• **Page and application data records**
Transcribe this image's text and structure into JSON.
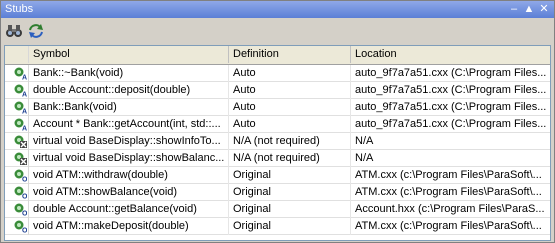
{
  "window": {
    "title": "Stubs"
  },
  "titlebar": {
    "pin_glyph": "⮛",
    "auto_glyph": "⇓",
    "close_glyph": "✖"
  },
  "toolbar": {
    "find_icon": "binoculars-icon",
    "sync_icon": "refresh-icon"
  },
  "columns": [
    "",
    "Symbol",
    "Definition",
    "Location"
  ],
  "rows": [
    {
      "icon": "auto-stub-icon",
      "symbol": "Bank::~Bank(void)",
      "definition": "Auto",
      "location": "auto_9f7a7a51.cxx  (C:\\Program Files..."
    },
    {
      "icon": "auto-stub-icon",
      "symbol": "double Account::deposit(double)",
      "definition": "Auto",
      "location": "auto_9f7a7a51.cxx  (C:\\Program Files..."
    },
    {
      "icon": "auto-stub-icon",
      "symbol": "Bank::Bank(void)",
      "definition": "Auto",
      "location": "auto_9f7a7a51.cxx  (C:\\Program Files..."
    },
    {
      "icon": "auto-stub-icon",
      "symbol": "Account * Bank::getAccount(int, std::...",
      "definition": "Auto",
      "location": "auto_9f7a7a51.cxx  (C:\\Program Files..."
    },
    {
      "icon": "not-required-icon",
      "symbol": "virtual void BaseDisplay::showInfoTo...",
      "definition": "N/A (not required)",
      "location": "N/A"
    },
    {
      "icon": "not-required-icon",
      "symbol": "virtual void BaseDisplay::showBalanc...",
      "definition": "N/A (not required)",
      "location": "N/A"
    },
    {
      "icon": "original-stub-icon",
      "symbol": "void ATM::withdraw(double)",
      "definition": "Original",
      "location": "ATM.cxx  (c:\\Program Files\\ParaSoft\\..."
    },
    {
      "icon": "original-stub-icon",
      "symbol": "void ATM::showBalance(void)",
      "definition": "Original",
      "location": "ATM.cxx  (c:\\Program Files\\ParaSoft\\..."
    },
    {
      "icon": "original-stub-icon",
      "symbol": "double Account::getBalance(void)",
      "definition": "Original",
      "location": "Account.hxx  (c:\\Program Files\\ParaS..."
    },
    {
      "icon": "original-stub-icon",
      "symbol": "void ATM::makeDeposit(double)",
      "definition": "Original",
      "location": "ATM.cxx  (c:\\Program Files\\ParaSoft\\..."
    }
  ]
}
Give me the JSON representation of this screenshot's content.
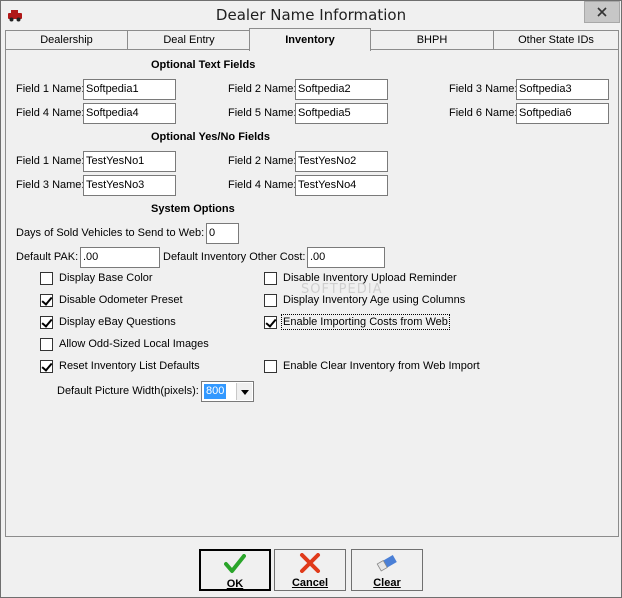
{
  "window": {
    "title": "Dealer Name Information"
  },
  "tabs": [
    {
      "label": "Dealership"
    },
    {
      "label": "Deal Entry"
    },
    {
      "label": "Inventory"
    },
    {
      "label": "BHPH"
    },
    {
      "label": "Other State IDs"
    }
  ],
  "text_fields": {
    "heading": "Optional Text Fields",
    "fields": [
      {
        "label": "Field 1 Name:",
        "value": "Softpedia1"
      },
      {
        "label": "Field 2 Name:",
        "value": "Softpedia2"
      },
      {
        "label": "Field 3 Name:",
        "value": "Softpedia3"
      },
      {
        "label": "Field 4 Name:",
        "value": "Softpedia4"
      },
      {
        "label": "Field 5 Name:",
        "value": "Softpedia5"
      },
      {
        "label": "Field 6 Name:",
        "value": "Softpedia6"
      }
    ]
  },
  "yesno_fields": {
    "heading": "Optional Yes/No Fields",
    "fields": [
      {
        "label": "Field 1 Name:",
        "value": "TestYesNo1"
      },
      {
        "label": "Field 2 Name:",
        "value": "TestYesNo2"
      },
      {
        "label": "Field 3 Name:",
        "value": "TestYesNo3"
      },
      {
        "label": "Field 4 Name:",
        "value": "TestYesNo4"
      }
    ]
  },
  "system": {
    "heading": "System Options",
    "days_label": "Days of Sold Vehicles to Send to Web:",
    "days_value": "0",
    "pak_label": "Default PAK:",
    "pak_value": ".00",
    "other_cost_label": "Default Inventory Other Cost:",
    "other_cost_value": ".00",
    "checkboxes": [
      {
        "label": "Display Base Color",
        "checked": false
      },
      {
        "label": "Disable Inventory Upload Reminder",
        "checked": false
      },
      {
        "label": "Disable Odometer Preset",
        "checked": true
      },
      {
        "label": "Display Inventory Age using Columns",
        "checked": false
      },
      {
        "label": "Display eBay Questions",
        "checked": true
      },
      {
        "label": "Enable Importing Costs from Web",
        "checked": true
      },
      {
        "label": "Allow Odd-Sized Local Images",
        "checked": false
      },
      {
        "label": "Reset Inventory List Defaults",
        "checked": true
      },
      {
        "label": "Enable Clear Inventory from Web Import",
        "checked": false
      }
    ],
    "picture_width_label": "Default Picture Width(pixels):",
    "picture_width_value": "800"
  },
  "buttons": {
    "ok": "OK",
    "cancel": "Cancel",
    "clear": "Clear"
  },
  "watermark": "SOFTPEDIA",
  "colors": {
    "selection": "#3399ff",
    "ok_green": "#2aa52a",
    "cancel_red": "#e03a1a"
  }
}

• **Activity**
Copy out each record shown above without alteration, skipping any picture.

• **Response to the exercise**
Transcribe this image's text and structure into JSON.
{
  "window": {
    "title": "Stubs"
  },
  "titlebar": {
    "pin_glyph": "⮛",
    "auto_glyph": "⇓",
    "close_glyph": "✖"
  },
  "toolbar": {
    "find_icon": "binoculars-icon",
    "sync_icon": "refresh-icon"
  },
  "columns": [
    "",
    "Symbol",
    "Definition",
    "Location"
  ],
  "rows": [
    {
      "icon": "auto-stub-icon",
      "symbol": "Bank::~Bank(void)",
      "definition": "Auto",
      "location": "auto_9f7a7a51.cxx  (C:\\Program Files..."
    },
    {
      "icon": "auto-stub-icon",
      "symbol": "double Account::deposit(double)",
      "definition": "Auto",
      "location": "auto_9f7a7a51.cxx  (C:\\Program Files..."
    },
    {
      "icon": "auto-stub-icon",
      "symbol": "Bank::Bank(void)",
      "definition": "Auto",
      "location": "auto_9f7a7a51.cxx  (C:\\Program Files..."
    },
    {
      "icon": "auto-stub-icon",
      "symbol": "Account * Bank::getAccount(int, std::...",
      "definition": "Auto",
      "location": "auto_9f7a7a51.cxx  (C:\\Program Files..."
    },
    {
      "icon": "not-required-icon",
      "symbol": "virtual void BaseDisplay::showInfoTo...",
      "definition": "N/A (not required)",
      "location": "N/A"
    },
    {
      "icon": "not-required-icon",
      "symbol": "virtual void BaseDisplay::showBalanc...",
      "definition": "N/A (not required)",
      "location": "N/A"
    },
    {
      "icon": "original-stub-icon",
      "symbol": "void ATM::withdraw(double)",
      "definition": "Original",
      "location": "ATM.cxx  (c:\\Program Files\\ParaSoft\\..."
    },
    {
      "icon": "original-stub-icon",
      "symbol": "void ATM::showBalance(void)",
      "definition": "Original",
      "location": "ATM.cxx  (c:\\Program Files\\ParaSoft\\..."
    },
    {
      "icon": "original-stub-icon",
      "symbol": "double Account::getBalance(void)",
      "definition": "Original",
      "location": "Account.hxx  (c:\\Program Files\\ParaS..."
    },
    {
      "icon": "original-stub-icon",
      "symbol": "void ATM::makeDeposit(double)",
      "definition": "Original",
      "location": "ATM.cxx  (c:\\Program Files\\ParaSoft\\..."
    }
  ]
}
Give me the JSON representation of this screenshot's content.
{
  "window": {
    "title": "Dealer Name Information"
  },
  "tabs": [
    {
      "label": "Dealership"
    },
    {
      "label": "Deal Entry"
    },
    {
      "label": "Inventory"
    },
    {
      "label": "BHPH"
    },
    {
      "label": "Other State IDs"
    }
  ],
  "text_fields": {
    "heading": "Optional Text Fields",
    "fields": [
      {
        "label": "Field 1 Name:",
        "value": "Softpedia1"
      },
      {
        "label": "Field 2 Name:",
        "value": "Softpedia2"
      },
      {
        "label": "Field 3 Name:",
        "value": "Softpedia3"
      },
      {
        "label": "Field 4 Name:",
        "value": "Softpedia4"
      },
      {
        "label": "Field 5 Name:",
        "value": "Softpedia5"
      },
      {
        "label": "Field 6 Name:",
        "value": "Softpedia6"
      }
    ]
  },
  "yesno_fields": {
    "heading": "Optional Yes/No Fields",
    "fields": [
      {
        "label": "Field 1 Name:",
        "value": "TestYesNo1"
      },
      {
        "label": "Field 2 Name:",
        "value": "TestYesNo2"
      },
      {
        "label": "Field 3 Name:",
        "value": "TestYesNo3"
      },
      {
        "label": "Field 4 Name:",
        "value": "TestYesNo4"
      }
    ]
  },
  "system": {
    "heading": "System Options",
    "days_label": "Days of Sold Vehicles to Send to Web:",
    "days_value": "0",
    "pak_label": "Default PAK:",
    "pak_value": ".00",
    "other_cost_label": "Default Inventory Other Cost:",
    "other_cost_value": ".00",
    "checkboxes": [
      {
        "label": "Display Base Color",
        "checked": false
      },
      {
        "label": "Disable Inventory Upload Reminder",
        "checked": false
      },
      {
        "label": "Disable Odometer Preset",
        "checked": true
      },
      {
        "label": "Display Inventory Age using Columns",
        "checked": false
      },
      {
        "label": "Display eBay Questions",
        "checked": true
      },
      {
        "label": "Enable Importing Costs from Web",
        "checked": true
      },
      {
        "label": "Allow Odd-Sized Local Images",
        "checked": false
      },
      {
        "label": "Reset Inventory List Defaults",
        "checked": true
      },
      {
        "label": "Enable Clear Inventory from Web Import",
        "checked": false
      }
    ],
    "picture_width_label": "Default Picture Width(pixels):",
    "picture_width_value": "800"
  },
  "buttons": {
    "ok": "OK",
    "cancel": "Cancel",
    "clear": "Clear"
  },
  "watermark": "SOFTPEDIA",
  "colors": {
    "selection": "#3399ff",
    "ok_green": "#2aa52a",
    "cancel_red": "#e03a1a"
  }
}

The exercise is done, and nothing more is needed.